* **What you need to do**
Show each line of the records below where the word "första" occurs.

* **Data records**

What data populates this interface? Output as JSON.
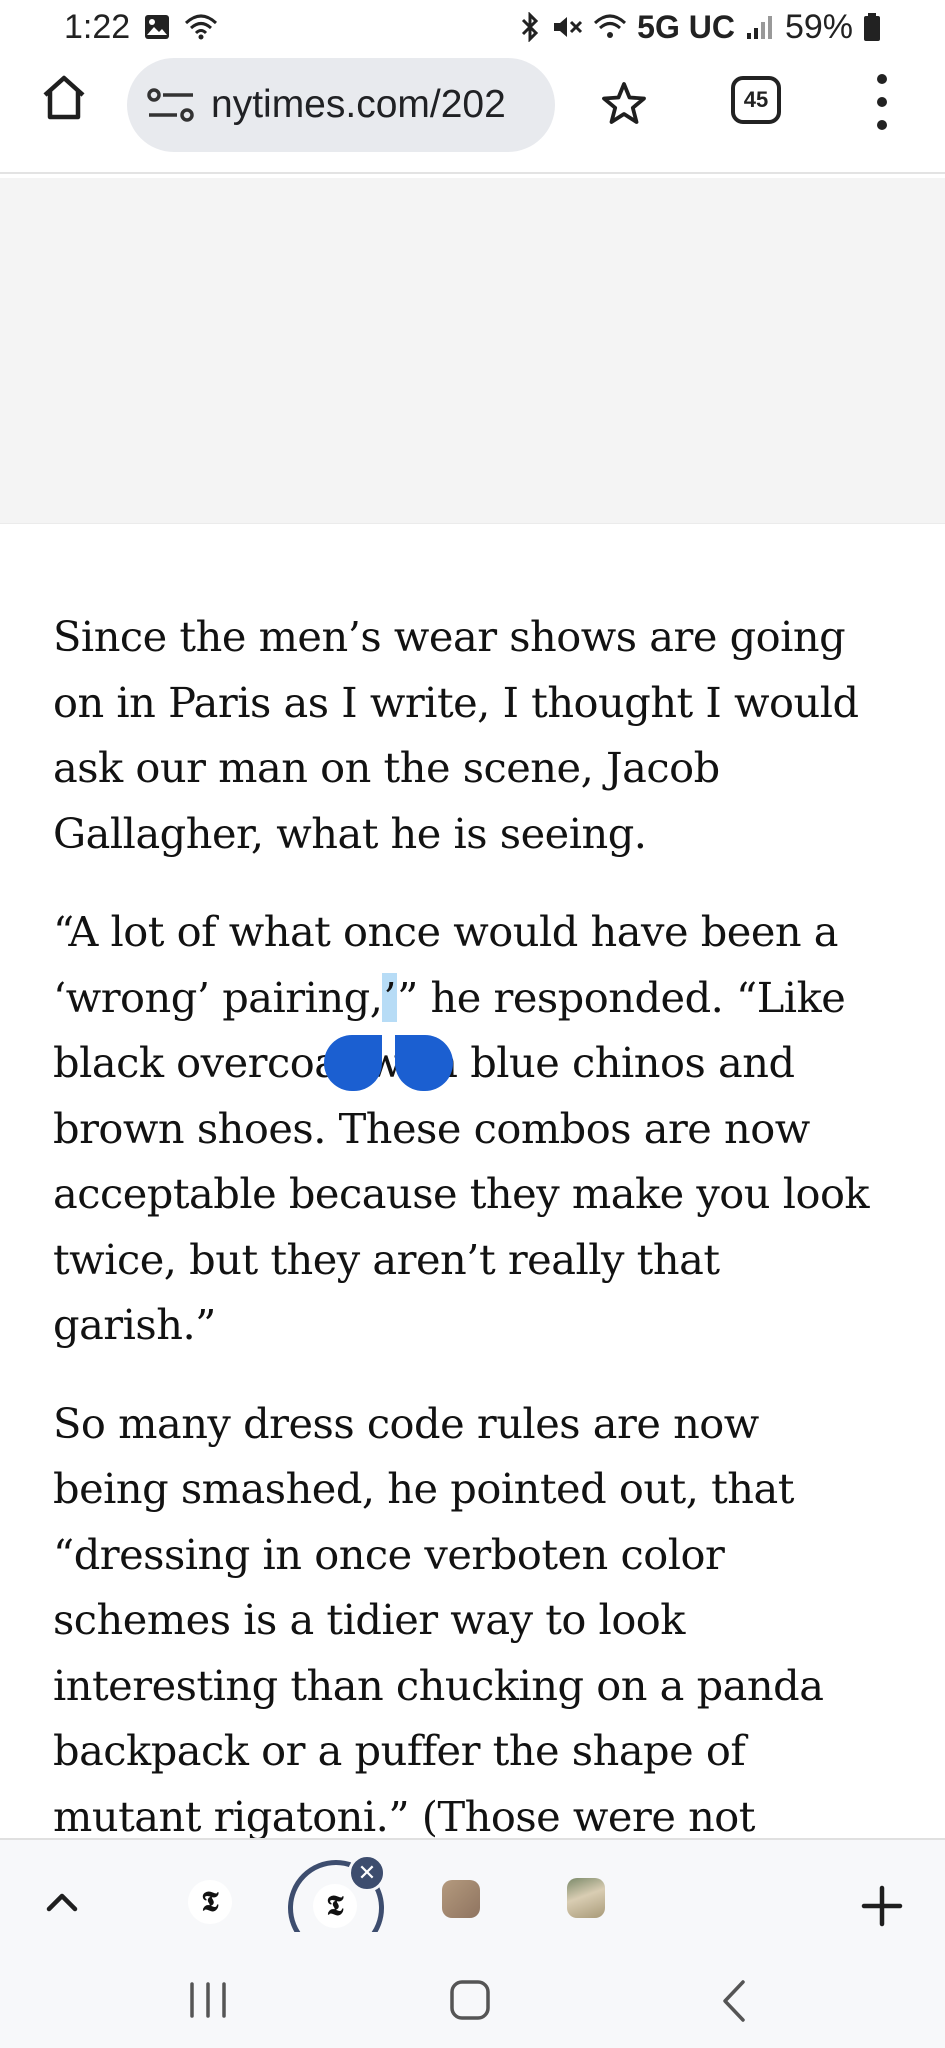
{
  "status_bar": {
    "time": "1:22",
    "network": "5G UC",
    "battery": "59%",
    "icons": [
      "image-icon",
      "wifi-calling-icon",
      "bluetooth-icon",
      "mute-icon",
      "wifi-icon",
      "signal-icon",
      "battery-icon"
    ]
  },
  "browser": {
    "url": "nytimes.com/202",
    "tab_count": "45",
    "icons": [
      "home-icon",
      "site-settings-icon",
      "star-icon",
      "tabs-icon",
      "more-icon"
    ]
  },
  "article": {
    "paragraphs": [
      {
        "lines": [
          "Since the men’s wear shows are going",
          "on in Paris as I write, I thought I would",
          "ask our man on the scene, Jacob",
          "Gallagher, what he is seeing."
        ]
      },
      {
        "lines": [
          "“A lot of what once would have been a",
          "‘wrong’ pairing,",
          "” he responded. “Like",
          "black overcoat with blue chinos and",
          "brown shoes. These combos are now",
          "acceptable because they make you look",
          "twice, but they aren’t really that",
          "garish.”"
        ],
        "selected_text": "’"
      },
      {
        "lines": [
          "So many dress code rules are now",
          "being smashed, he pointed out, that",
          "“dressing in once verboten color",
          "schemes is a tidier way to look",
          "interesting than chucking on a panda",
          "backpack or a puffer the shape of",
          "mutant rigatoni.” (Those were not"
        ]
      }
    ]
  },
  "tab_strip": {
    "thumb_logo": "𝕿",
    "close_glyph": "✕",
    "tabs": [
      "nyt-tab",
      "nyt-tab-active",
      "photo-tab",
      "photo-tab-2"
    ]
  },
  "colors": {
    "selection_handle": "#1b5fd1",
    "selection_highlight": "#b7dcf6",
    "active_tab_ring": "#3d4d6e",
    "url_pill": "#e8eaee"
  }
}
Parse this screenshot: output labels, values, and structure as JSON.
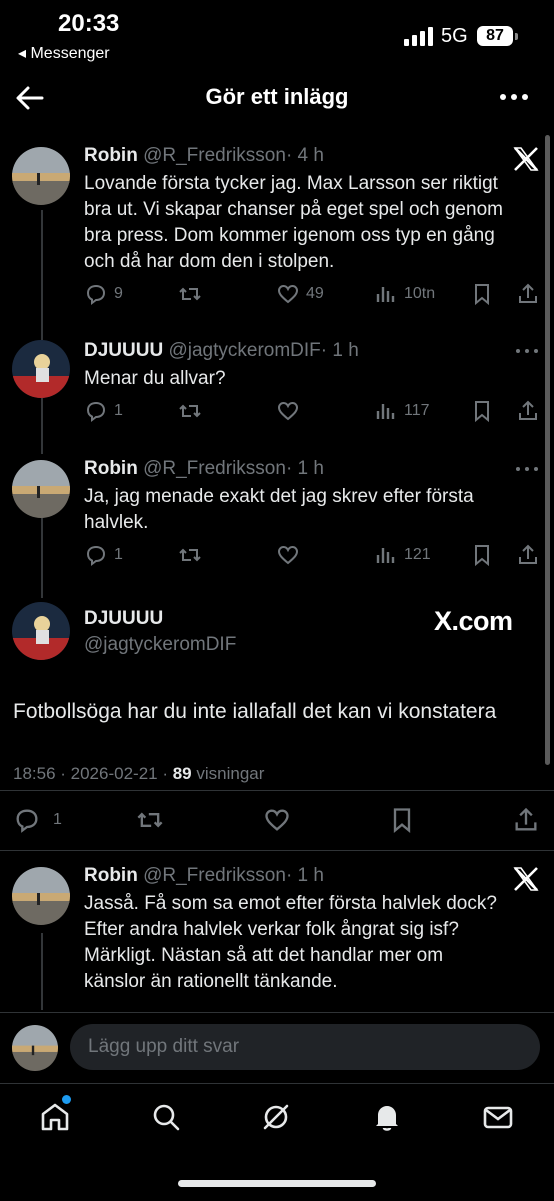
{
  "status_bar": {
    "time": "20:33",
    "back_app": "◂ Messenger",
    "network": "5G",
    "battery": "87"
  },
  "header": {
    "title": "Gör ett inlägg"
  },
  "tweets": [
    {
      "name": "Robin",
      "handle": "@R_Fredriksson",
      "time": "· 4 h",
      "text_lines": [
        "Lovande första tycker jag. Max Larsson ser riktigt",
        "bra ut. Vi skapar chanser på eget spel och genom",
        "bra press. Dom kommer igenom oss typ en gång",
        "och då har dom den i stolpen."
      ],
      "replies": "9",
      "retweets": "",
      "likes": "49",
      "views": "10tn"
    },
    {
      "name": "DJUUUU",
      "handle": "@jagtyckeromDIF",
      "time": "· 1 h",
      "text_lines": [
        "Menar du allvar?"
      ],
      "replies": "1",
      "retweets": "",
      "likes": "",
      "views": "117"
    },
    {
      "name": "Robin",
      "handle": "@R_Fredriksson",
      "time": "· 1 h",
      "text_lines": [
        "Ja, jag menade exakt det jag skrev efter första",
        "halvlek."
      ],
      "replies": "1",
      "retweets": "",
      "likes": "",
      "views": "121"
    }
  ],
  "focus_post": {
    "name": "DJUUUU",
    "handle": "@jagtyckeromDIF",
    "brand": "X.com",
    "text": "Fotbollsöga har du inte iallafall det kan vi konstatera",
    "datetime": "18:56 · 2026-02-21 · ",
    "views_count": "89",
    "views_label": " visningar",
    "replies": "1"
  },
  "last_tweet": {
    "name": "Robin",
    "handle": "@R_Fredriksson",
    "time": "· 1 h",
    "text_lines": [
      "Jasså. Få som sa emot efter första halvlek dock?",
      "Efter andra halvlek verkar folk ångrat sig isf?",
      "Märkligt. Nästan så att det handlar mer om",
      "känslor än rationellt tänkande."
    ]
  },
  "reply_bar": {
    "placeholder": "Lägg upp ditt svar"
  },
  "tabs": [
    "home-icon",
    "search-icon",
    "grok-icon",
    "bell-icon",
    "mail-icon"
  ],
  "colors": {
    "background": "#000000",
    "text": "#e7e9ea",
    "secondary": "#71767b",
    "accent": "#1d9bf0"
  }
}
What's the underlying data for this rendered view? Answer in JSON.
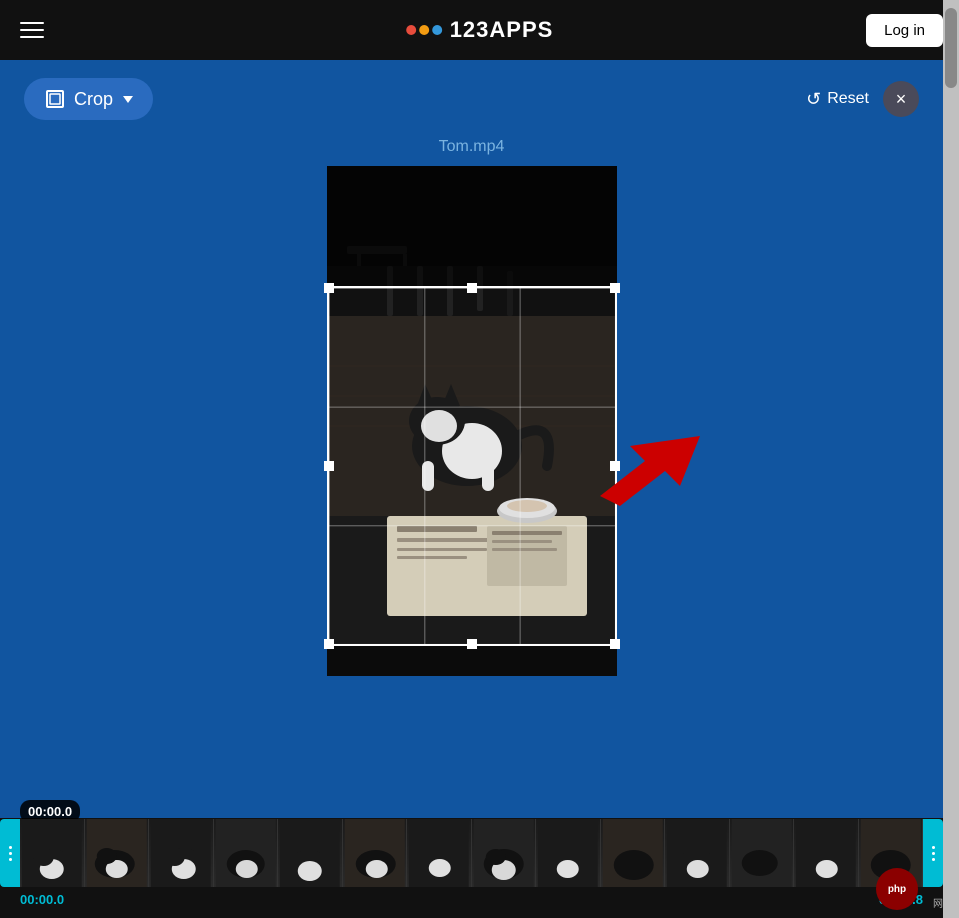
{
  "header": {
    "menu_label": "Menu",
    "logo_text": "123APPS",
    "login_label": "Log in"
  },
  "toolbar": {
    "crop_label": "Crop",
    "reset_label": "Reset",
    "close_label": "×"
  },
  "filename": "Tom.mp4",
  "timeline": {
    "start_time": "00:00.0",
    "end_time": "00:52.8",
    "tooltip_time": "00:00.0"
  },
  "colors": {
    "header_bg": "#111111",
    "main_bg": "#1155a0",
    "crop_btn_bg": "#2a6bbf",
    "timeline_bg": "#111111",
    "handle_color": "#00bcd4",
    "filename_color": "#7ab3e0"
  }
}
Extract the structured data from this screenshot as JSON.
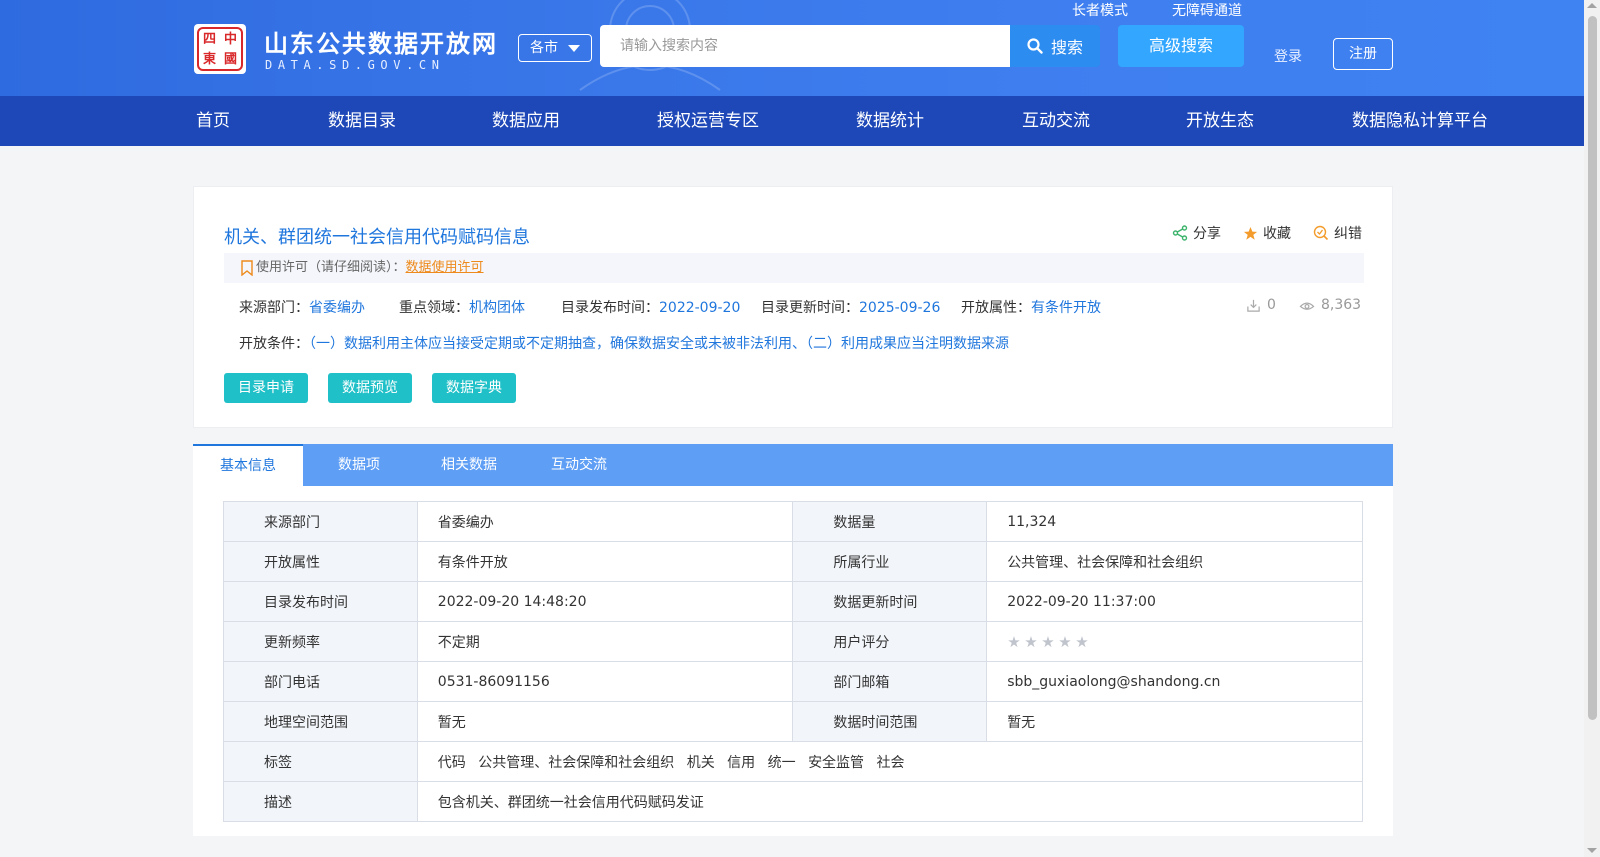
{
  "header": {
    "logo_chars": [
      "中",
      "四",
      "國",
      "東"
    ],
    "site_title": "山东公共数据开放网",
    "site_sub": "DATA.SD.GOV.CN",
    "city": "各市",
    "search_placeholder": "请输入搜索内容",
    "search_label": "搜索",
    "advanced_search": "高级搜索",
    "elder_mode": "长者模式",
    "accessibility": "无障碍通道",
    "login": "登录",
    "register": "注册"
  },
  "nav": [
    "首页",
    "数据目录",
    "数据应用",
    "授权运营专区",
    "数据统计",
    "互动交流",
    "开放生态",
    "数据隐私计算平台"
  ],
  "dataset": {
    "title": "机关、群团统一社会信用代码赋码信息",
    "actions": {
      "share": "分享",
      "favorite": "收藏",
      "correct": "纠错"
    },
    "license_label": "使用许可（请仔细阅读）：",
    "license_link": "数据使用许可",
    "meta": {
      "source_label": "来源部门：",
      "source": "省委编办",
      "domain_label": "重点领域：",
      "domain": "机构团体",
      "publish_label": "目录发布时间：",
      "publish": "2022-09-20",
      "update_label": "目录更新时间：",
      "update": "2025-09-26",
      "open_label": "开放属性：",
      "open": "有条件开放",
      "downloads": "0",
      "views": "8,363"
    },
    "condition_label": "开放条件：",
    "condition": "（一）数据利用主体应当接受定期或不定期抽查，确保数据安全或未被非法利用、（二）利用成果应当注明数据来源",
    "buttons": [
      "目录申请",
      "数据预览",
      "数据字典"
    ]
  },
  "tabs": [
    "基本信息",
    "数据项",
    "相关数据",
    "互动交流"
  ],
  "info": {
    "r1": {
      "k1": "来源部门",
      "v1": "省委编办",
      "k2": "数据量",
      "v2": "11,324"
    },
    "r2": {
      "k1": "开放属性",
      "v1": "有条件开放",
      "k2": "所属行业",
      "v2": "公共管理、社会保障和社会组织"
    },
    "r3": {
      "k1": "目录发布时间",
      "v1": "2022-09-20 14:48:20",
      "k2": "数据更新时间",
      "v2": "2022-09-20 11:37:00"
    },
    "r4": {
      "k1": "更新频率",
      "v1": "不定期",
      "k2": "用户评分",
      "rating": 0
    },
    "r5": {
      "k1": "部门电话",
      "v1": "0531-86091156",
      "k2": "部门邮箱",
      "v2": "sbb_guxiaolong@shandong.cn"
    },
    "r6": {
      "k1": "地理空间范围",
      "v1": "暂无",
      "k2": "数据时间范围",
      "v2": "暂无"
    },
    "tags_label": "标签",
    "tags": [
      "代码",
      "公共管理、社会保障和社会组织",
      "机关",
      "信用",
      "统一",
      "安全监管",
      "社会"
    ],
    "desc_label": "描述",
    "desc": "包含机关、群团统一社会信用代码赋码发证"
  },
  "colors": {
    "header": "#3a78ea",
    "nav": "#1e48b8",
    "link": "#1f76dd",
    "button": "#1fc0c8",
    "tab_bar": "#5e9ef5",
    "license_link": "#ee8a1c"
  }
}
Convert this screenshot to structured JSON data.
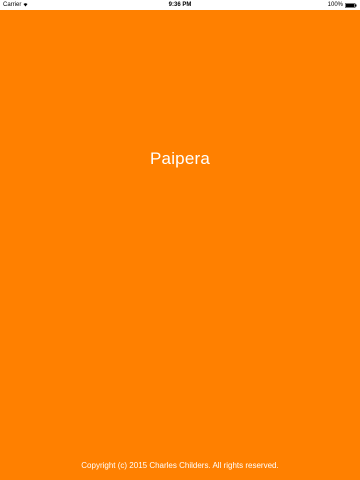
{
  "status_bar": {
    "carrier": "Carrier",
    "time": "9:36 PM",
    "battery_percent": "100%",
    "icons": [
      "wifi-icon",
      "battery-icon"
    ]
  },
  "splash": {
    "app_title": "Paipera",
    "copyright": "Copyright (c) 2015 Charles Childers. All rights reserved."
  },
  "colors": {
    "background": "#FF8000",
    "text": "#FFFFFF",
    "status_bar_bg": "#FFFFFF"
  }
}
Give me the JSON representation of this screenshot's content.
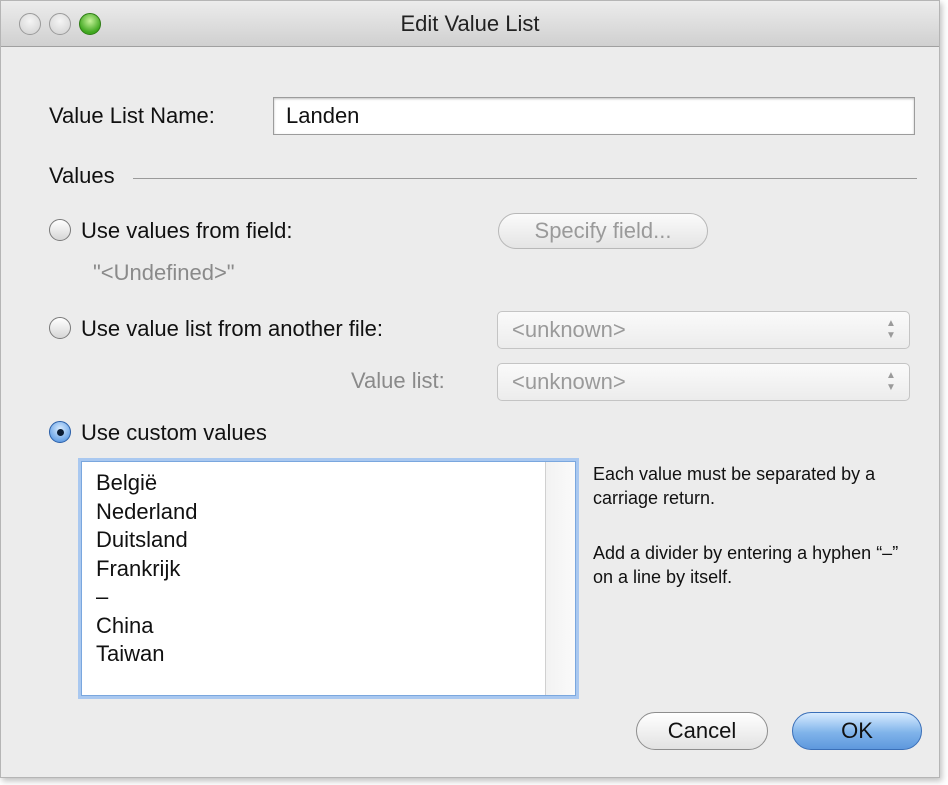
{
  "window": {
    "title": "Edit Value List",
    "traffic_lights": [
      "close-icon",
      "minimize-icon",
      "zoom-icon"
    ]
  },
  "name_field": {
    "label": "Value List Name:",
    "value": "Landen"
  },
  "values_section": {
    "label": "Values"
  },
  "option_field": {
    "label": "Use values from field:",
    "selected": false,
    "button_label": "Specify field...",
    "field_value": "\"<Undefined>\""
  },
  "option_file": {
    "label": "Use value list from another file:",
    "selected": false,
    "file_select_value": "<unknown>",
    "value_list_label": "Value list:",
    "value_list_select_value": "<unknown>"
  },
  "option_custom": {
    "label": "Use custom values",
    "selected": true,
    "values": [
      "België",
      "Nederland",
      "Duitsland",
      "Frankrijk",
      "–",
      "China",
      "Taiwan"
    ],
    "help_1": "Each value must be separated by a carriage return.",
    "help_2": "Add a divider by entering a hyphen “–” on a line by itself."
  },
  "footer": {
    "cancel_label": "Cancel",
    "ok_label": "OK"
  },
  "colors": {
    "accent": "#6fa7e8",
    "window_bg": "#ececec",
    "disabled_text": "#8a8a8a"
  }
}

* **Output for this exercise**
        "Lovande första tycker jag. Max Larsson ser riktigt",
        "Ja, jag menade exakt det jag skrev efter första",
      "Jasså. Få som sa emot efter första halvlek dock?",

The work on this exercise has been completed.